• Exercise brief
Sort through the entries below and pull out lines containing the word "image".

• Provided records

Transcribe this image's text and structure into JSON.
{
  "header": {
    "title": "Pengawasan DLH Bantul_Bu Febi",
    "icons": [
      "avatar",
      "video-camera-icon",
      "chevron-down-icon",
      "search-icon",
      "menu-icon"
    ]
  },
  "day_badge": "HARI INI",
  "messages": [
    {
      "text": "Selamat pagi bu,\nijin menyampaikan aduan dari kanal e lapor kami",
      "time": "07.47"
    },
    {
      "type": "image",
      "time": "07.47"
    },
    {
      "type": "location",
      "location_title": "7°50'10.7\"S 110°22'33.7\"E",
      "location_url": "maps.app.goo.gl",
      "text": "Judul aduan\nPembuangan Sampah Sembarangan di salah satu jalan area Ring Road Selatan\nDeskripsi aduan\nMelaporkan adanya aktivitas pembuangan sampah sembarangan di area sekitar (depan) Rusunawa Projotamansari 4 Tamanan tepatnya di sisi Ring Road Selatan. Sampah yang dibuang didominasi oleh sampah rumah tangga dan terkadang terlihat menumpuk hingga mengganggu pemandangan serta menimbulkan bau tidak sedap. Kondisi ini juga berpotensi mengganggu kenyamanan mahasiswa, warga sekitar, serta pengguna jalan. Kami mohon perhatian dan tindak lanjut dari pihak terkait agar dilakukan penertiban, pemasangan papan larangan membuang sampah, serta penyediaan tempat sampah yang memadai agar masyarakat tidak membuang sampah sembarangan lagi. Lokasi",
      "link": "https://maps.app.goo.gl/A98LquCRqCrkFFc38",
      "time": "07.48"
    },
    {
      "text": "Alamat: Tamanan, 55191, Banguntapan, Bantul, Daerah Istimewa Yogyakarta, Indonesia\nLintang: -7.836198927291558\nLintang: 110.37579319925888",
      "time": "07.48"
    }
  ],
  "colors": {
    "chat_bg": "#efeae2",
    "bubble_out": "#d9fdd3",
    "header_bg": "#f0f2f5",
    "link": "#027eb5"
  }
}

• The answer
Transcribe this image's text and structure into JSON.
      "type": "image",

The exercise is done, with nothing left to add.